Ahh, the Nomadic lifestyle
For many decades the study of ancient history of Mongols was subject to ideological directives and politics. And therefore, with the removal of political and ideological restraints after political reforms of 1990, archeology now experiences a boom.
One of the hottest areas is the history of Hunnu, a nomadic tribe that ruled the vast stretches of Central Asian steppes and forced China to go into extreme effort of building the Great China wall in attempt to protect against devastating raids.
The name of Atilla, the Hunnu king who led his men all the way to the walls of Rome and destroyed it to the horror of the Europe an nations probably rings a bell.
Hunnus become known around I-III centuries B.C., around the time armies of Greek Alexander the Great launched their offense against Persia and India.
Felt made carpet found in a Hunnu king graveyard in 1924
The Hunnu kingdom stretched from Baikal Lake in the north to Great Chinese Wall in south, from Yellow Sea to the oases of Central Asia.
The state, ruled by a king or Shanyu elected by assembly of all tribe chieftains- khurultai, was built on the principle of military democracy under which all the nomadic herders were warriors and subjects at the same time.
Chinese historical records noted that each autumn all men and cattle were counted to decide the amount of taxes and army subscripts.
Hunnu army was based on decimal system and was well armed. Rock paintings from that period depict armored knights and horses protected with aprons embroidered with metal plates.
Hunnu domesticated various animals including camels and grew crops. Inside graveyards corn grindstone and parts of plough prove that their grew crops.
Hunnu knew metal works as the amazing number variety of their arms suggest. Each and very Hunnu warrior had various arms for close and distance combat. Plenty of bronze and potter kitchenware proves that Hunnu had well developed craftsmen.
The decline of Hunnu empire began in the first century B.C. starting from the rivalry of two princes, Huhan’e and Zhizhi. After several major battles the younger brother fled, leading his men to West, towards the Caspian Sea.
500 years later, their descendants migrated further reaching Dunai River and setting up own kingdom headed by Atilla.
The remaining and weakened Hunnu fell under the repeated assaults of a neighboring nomadic tribe, Xianbi, which appeared on the eastern flanks of the Hunnu empire.
Recent research suggests that Hunnu did not differ much from modern Mongols in their appearance and may represent their ancestors.
Anthropological studies show that the Mongoloid race or Central Asian type was already well shaped by the time of Hunnu.
This a final conclusion made by Prof.
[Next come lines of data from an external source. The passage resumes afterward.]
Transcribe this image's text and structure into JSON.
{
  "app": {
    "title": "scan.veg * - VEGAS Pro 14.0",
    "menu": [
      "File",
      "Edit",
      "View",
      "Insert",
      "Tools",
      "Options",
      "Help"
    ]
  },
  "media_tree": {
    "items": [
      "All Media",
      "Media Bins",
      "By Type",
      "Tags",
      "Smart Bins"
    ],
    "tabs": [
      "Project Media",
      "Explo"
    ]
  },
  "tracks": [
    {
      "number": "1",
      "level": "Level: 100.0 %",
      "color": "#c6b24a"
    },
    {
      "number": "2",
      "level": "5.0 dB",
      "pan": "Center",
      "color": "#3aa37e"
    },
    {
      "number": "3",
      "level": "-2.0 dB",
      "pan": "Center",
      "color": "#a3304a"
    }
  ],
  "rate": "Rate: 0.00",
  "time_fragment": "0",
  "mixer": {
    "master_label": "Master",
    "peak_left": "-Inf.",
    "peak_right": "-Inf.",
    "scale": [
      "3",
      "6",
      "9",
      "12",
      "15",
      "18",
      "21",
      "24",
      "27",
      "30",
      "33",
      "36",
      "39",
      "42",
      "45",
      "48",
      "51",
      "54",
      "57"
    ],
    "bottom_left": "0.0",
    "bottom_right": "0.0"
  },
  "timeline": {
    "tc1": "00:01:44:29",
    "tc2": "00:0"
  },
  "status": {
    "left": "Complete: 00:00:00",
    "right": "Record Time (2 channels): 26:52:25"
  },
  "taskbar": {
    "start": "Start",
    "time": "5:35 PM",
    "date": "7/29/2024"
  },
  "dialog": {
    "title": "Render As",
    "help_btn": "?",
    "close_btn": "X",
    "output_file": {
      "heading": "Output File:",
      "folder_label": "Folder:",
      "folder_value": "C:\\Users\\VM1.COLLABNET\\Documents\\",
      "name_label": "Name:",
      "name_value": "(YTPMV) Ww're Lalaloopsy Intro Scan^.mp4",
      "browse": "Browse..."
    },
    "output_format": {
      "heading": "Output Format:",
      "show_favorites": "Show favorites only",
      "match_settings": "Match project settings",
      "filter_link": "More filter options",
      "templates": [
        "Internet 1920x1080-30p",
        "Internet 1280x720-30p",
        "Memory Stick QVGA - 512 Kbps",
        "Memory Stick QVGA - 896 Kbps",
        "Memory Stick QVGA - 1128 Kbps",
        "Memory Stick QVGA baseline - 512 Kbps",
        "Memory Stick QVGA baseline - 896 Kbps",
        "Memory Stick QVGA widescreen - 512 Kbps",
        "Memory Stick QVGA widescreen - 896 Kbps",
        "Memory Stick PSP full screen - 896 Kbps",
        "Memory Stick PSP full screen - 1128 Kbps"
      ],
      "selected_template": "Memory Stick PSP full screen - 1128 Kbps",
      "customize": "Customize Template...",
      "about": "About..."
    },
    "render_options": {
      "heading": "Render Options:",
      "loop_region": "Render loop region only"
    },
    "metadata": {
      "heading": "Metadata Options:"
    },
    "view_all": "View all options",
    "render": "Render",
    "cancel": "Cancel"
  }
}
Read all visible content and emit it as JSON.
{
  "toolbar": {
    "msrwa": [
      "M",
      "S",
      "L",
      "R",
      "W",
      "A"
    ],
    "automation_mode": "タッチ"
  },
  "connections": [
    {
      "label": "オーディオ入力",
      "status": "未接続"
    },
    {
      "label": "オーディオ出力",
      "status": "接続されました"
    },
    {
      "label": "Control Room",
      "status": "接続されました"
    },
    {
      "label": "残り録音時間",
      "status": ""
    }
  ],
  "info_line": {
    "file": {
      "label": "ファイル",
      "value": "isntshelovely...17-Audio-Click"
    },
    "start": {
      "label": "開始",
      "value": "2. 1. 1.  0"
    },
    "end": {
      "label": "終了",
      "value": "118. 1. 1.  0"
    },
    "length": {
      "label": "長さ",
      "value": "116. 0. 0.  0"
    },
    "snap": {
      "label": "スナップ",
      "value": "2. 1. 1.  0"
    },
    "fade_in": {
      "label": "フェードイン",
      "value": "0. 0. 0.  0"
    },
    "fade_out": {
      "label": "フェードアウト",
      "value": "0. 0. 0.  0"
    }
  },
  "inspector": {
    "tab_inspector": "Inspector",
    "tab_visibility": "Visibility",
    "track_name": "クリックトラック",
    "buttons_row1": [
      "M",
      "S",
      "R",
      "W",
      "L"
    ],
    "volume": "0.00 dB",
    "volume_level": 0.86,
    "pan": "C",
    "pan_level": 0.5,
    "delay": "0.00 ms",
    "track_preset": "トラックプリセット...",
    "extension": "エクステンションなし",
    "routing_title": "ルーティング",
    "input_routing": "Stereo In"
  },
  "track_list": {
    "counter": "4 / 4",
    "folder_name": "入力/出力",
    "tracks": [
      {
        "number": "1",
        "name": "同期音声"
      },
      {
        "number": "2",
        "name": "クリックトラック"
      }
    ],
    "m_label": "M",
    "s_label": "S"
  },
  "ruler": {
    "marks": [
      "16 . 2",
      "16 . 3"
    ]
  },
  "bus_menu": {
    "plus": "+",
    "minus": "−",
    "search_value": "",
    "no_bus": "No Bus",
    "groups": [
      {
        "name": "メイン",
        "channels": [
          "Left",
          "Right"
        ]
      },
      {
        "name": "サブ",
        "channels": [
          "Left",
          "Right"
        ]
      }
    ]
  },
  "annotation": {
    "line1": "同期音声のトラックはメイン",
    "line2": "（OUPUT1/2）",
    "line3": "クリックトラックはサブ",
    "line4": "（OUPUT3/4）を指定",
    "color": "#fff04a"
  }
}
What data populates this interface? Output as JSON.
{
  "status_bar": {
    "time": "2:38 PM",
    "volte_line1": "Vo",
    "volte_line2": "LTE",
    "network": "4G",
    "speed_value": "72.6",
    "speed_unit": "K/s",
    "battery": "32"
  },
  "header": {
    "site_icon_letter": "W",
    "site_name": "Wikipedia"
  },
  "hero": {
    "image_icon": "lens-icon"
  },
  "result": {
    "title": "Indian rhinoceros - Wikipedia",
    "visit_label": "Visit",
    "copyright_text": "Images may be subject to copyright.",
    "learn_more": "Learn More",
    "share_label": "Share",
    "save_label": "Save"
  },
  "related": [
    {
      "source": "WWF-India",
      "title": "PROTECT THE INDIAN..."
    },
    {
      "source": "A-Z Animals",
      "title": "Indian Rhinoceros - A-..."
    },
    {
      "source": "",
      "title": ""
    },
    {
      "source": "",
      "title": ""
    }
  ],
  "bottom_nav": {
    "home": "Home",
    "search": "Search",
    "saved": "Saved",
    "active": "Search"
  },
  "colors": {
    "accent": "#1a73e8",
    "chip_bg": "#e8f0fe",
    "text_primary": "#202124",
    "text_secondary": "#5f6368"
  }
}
G.Tumen, Chair of the Anthropology and Archeology of the Mongolian National University, after more than 30 years of comparative study of skulls from Stone Age to modern times.
DNA analysis also proved the consistency of genetic lines between Hunnu and modern Mongols. This scientific conclusion implies that Atilla the Hun was indeed an ancestor of Chinggis Khaan.